Article Text

Download PDFPDF
Case report
Republished: Endovascular retrieval of dental needle retained in the internal carotid artery
  1. Kenneth Moore1,
  2. Nickalus R Khan2,
  3. L Madison Michael3,
  4. Adam S Arthur4,
  5. Daniel Hoit5
  1. 1University of Tennessee Health Science Center, Memphis, Tennessee, USA
  2. 2Department of Neurosurgery, University of Tennessee Health Science Center, Memphis, Tennessee, USA
  3. 3Semmes-Murphey Neurologic and Spine Institute, Memphis, Tennessee, USA
  4. 4UT Department of Neurosurgery/Semmes-Murphey Clinic, Memphis, Tennessee, USA
  5. 5Department of Neurosurgery, University of Tennessee, Memphis, Tennessee, USA
  1. Correspondence to Dr K Moore, University of Tennessee Health Science Center, Memphis, TN 38163, USA; kenny.moore.500{at}


Intravascular foreign bodies are a known complication of medical and dental procedures. Dental anesthetic needles may be broken off and retained in the oropharynx. These needles have occasionally been reported to migrate through the oral mucosa in to deeper structures. Here we present the case of a 57-year-old man who had a retained dental needle that had migrated into his internal carotid artery. The needle was removed using endovascular techniques. To our knowledge, this is the first report of a retained dental needle being retrieved using this method. We review the literature on intravascular foreign bodies, retained dental needles, and endovascular techniques for retrieval of such foreign bodies.

  • Neck
  • Oral cavity
  • Catheter
  • Technique

Statistics from

Request Permissions

If you wish to reuse any or all of this article please use the link below which will take you to the Copyright Clearance Center’s RightsLink service. You will be able to get a quick price and instant permission to reuse the content in many different ways.


  • Republished with permission from BMJ Case Reports Published 8 March 2017; doi:10.1136/bcr-2016-012771

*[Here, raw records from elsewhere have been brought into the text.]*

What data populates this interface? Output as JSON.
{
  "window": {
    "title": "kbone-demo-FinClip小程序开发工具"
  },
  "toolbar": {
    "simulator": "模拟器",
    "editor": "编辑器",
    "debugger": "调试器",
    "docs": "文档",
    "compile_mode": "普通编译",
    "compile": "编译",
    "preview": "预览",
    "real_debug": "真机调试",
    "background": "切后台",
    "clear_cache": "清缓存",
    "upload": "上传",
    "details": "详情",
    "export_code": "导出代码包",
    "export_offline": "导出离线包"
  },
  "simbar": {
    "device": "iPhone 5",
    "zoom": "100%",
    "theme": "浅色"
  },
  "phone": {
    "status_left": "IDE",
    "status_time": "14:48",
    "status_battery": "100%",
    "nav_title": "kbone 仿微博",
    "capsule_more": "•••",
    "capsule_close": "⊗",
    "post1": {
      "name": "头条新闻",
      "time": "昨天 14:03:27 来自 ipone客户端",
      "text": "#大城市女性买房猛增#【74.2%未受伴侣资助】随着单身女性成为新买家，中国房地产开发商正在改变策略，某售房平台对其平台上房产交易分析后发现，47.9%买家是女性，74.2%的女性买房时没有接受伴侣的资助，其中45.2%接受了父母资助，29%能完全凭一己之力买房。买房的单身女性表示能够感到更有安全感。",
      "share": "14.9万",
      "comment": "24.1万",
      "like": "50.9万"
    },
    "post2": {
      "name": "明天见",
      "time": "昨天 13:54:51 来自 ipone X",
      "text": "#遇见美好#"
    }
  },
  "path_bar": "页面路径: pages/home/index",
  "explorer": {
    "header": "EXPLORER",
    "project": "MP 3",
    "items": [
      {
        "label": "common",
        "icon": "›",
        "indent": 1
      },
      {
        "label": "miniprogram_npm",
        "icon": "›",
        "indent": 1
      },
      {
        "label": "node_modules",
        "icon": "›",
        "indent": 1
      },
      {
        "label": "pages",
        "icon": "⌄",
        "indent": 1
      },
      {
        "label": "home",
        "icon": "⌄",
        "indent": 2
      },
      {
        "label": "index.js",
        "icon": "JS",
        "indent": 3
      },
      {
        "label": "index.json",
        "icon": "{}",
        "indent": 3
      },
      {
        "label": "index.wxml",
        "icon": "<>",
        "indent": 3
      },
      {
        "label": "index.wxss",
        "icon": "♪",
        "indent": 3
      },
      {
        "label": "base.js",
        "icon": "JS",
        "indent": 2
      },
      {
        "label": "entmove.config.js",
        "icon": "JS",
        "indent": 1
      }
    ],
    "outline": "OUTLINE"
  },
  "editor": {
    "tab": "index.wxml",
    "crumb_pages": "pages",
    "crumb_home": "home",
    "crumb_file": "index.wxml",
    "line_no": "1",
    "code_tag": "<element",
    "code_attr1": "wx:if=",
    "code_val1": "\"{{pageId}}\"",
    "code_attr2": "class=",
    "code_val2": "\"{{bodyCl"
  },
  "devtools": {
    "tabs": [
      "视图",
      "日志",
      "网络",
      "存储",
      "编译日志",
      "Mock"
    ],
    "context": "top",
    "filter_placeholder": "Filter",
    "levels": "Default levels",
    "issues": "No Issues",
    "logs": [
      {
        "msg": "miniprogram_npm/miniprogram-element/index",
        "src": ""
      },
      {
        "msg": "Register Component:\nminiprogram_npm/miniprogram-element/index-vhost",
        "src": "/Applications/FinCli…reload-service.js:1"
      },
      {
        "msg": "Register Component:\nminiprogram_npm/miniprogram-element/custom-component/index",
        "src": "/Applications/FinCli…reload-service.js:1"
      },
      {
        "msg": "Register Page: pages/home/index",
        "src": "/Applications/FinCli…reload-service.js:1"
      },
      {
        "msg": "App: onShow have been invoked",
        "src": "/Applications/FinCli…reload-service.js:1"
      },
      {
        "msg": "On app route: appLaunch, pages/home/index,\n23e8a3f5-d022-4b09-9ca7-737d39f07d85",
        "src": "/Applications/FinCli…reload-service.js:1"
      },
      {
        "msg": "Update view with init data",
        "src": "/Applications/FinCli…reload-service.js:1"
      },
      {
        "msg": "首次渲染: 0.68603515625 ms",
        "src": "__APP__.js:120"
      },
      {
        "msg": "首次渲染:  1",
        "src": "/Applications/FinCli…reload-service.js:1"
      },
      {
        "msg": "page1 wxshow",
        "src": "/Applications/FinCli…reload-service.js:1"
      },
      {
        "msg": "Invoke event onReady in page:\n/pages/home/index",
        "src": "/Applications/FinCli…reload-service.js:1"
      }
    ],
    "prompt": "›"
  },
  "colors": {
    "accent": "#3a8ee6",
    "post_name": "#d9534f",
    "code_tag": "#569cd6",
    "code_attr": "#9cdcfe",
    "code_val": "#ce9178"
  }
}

  • Contributors All authors of this work met ICMJE criteria for authorship and made substantial contributions to the conception and design, acquisition of the data, analysis and interpretation of the data, and drafting, critically revising, and final approval of this manuscript.

  • Competing interests None declared.

  • Patient consent Obtained.

  • Provenance and peer review Not commissioned; externally peer reviewed.